Who is Virginia playing? The biggest headline regarding the schedule is in the ACC. The league is shifting to a 20-game slate instead of 18. The ACC Network is launching, and there is a two-day schedule of ACC games on the network to kick off the season -- not just the ACC season, but the regular season in general. That's right, UVa will be headed to Syracuse to open the year Nov. 6, so that is going to be way different than facing a team like Morgan State, Norfolk State, or Radford at home. It will be more important than ever for the team to be ready on opening night. Virginia will also face Syracuse at home and has home-and-aways with Louisville and Virginia Tech, like normal, plus also Boston College, Florida State, and North Carolina. And then at home only, UVa hosts Duke, Clemson, N.C. State, and Notre Dame. On the road only, Virginia draws Georgia Tech, Miami, Pittsburgh, and Wake Forest. You can click here to view the ACC's cycle of 20-game schedules to see how they'll rotate for the next three years.
As for nonconference games, Virginia will host South Carolina, and then also Columbia and Vermont as part of the Basketball Hall of Fame Tip-Off Tournament. As part of that tourney, the Wahoos will face Massachusetts in Connecticut before facing St. John's or Arizona State. The other game we know about was announced a few days ago, and it is a doozy. For the ACC-Big Ten Challenge, UVa will go on the road for the second year in a row and face ... Purdue. Not like those teams have any recent history or anything.

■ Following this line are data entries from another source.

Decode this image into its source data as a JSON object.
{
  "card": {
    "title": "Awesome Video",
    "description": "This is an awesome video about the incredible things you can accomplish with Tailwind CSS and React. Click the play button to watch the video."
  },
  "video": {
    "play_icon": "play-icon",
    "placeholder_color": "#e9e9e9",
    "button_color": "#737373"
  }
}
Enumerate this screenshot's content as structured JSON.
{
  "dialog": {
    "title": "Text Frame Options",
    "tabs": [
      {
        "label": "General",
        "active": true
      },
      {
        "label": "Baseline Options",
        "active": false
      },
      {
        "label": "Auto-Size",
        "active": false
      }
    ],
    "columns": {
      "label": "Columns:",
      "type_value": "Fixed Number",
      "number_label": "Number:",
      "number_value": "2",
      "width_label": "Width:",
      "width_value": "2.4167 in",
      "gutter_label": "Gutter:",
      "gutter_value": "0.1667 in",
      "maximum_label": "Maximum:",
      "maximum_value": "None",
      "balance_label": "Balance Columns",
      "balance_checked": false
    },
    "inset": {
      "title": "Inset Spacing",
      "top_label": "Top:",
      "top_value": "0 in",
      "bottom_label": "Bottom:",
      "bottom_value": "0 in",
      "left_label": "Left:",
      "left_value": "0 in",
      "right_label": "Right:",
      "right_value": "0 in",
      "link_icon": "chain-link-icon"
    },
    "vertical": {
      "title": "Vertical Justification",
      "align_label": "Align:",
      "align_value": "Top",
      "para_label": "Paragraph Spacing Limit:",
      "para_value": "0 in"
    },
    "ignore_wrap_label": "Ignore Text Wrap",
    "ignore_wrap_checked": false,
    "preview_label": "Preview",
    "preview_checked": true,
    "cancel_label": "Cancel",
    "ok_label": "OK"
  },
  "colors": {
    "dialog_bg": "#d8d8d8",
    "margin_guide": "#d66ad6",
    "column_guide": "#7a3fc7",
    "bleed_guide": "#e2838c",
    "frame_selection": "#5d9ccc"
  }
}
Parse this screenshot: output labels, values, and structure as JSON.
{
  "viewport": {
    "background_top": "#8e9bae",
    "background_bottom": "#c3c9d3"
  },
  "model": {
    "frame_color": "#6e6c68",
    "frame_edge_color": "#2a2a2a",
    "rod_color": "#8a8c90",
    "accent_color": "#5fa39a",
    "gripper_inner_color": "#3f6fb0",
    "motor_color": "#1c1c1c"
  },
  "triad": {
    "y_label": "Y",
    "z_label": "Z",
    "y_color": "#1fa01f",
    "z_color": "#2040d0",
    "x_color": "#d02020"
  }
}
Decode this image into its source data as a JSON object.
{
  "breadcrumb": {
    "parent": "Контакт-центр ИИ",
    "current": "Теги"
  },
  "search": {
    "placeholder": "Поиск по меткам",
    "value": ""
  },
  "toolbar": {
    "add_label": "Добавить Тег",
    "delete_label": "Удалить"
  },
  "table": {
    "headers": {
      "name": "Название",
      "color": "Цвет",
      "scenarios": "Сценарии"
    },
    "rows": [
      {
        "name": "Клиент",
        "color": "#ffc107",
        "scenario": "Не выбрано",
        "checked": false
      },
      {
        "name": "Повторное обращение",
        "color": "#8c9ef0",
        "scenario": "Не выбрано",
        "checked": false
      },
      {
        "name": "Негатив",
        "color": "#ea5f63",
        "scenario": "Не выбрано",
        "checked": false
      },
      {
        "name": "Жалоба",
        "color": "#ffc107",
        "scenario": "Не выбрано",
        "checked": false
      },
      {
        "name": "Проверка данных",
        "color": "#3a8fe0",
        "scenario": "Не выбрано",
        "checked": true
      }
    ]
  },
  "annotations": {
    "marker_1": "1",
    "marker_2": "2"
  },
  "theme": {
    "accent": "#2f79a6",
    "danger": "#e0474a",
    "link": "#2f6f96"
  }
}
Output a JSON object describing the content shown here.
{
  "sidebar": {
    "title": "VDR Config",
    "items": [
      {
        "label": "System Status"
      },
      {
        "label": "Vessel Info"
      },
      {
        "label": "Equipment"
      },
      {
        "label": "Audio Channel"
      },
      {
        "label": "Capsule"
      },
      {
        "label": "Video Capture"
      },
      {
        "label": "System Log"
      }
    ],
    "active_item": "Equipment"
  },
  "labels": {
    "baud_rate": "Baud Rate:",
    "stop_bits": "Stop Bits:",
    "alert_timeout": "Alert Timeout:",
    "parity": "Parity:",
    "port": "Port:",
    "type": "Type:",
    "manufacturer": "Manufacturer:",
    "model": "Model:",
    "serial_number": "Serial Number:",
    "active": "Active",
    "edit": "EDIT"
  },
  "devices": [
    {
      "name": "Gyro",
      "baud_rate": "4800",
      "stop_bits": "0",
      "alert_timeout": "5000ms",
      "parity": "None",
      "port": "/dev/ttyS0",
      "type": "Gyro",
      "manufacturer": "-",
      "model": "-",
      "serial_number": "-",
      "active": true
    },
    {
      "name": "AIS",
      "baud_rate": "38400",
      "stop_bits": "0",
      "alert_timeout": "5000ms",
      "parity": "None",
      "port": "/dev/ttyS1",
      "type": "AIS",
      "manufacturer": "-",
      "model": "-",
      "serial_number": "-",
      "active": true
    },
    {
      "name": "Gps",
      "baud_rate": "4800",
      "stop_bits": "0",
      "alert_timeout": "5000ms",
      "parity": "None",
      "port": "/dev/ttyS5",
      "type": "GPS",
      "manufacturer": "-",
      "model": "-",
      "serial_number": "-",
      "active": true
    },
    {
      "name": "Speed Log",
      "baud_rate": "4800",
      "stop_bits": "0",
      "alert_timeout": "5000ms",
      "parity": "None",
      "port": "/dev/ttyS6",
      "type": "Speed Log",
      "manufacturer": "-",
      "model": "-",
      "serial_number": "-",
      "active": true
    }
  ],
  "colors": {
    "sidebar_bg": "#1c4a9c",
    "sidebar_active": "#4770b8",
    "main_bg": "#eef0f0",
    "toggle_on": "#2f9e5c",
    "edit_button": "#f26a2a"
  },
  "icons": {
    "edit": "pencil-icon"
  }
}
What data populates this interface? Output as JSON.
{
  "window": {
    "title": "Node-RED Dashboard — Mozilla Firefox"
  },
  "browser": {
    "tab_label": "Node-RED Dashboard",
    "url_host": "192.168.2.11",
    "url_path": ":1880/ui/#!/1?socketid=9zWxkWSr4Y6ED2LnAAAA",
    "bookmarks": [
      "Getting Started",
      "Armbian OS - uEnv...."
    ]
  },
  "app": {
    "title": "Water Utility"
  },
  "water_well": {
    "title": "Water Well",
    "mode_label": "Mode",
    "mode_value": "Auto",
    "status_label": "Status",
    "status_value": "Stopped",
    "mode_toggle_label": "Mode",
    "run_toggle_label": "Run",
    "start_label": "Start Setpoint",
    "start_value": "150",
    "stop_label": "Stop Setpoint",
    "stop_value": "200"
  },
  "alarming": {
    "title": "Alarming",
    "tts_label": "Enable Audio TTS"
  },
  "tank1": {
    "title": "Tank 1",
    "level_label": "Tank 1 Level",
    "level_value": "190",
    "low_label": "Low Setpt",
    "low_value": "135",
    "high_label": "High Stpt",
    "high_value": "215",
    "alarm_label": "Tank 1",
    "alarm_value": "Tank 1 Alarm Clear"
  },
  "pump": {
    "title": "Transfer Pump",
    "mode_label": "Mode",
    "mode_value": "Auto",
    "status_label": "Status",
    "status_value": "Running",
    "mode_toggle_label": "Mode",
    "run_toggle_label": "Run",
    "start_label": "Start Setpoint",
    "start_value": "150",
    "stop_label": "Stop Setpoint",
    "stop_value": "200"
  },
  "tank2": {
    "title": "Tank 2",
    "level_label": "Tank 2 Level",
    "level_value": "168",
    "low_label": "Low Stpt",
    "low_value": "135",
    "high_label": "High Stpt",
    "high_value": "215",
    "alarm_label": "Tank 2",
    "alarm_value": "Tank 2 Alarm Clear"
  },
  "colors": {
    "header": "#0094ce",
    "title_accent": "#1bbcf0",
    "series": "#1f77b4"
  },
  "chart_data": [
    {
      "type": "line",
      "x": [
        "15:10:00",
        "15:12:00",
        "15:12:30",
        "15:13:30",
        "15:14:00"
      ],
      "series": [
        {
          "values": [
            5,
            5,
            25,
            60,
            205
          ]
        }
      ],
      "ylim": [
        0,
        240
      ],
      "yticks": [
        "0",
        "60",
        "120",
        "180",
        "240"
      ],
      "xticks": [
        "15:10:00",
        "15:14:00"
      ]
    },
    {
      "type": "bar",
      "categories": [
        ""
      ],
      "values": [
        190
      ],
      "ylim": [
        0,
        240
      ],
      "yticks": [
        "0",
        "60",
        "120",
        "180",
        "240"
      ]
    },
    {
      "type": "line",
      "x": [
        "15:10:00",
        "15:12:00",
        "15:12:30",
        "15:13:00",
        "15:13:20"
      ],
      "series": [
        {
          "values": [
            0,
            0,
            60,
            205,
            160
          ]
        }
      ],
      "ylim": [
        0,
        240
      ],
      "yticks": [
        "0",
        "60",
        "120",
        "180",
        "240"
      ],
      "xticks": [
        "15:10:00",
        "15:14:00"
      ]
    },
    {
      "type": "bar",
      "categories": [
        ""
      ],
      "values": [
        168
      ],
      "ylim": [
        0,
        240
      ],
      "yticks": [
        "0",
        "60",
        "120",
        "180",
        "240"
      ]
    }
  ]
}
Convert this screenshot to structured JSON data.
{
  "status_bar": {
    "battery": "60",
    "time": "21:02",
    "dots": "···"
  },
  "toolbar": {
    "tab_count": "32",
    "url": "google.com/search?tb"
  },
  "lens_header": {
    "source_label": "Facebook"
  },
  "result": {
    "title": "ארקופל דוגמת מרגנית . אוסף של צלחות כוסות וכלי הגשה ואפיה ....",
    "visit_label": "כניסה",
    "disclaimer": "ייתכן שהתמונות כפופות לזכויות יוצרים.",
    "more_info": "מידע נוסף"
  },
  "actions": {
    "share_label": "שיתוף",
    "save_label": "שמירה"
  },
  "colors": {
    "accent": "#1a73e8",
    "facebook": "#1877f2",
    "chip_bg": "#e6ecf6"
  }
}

Purdue's stadium announcer is going to have to issue a trigger warning before introducing Mamadi and Kihei.— Phony Bennett (@IfTonyTweeted) June 6, 2019
There's a lot of production to replace, but I remain optimistic about next season. The Big Three are gone, but UVa has leaders ready to take on bigger roles in Clark and Diakite, plus big-game experience and physicality returning in Key. All of those guys were key cogs in winning a championship. Virginia also boasts a 7-foot-1 unicorn hopefully set to be unleashed at 100 percent capacity for the first time, a highly rated freshman class coming in that's highlighted by a dynamic scorer, stiff competition in the post that will make everyone better, and arguably the best coach in the nation. This team will be fine. Sure, the ceiling is probably not repeating as national champion, but I'd be surprised if the Cavaliers don't make the NCAA tournament. I firmly believe the team will be better than the 2016-17 edition that went 23-11 and got blasted by Florida in the second round. If several pieces fall into place, I think a run to the Elite Eight isn't out of the question.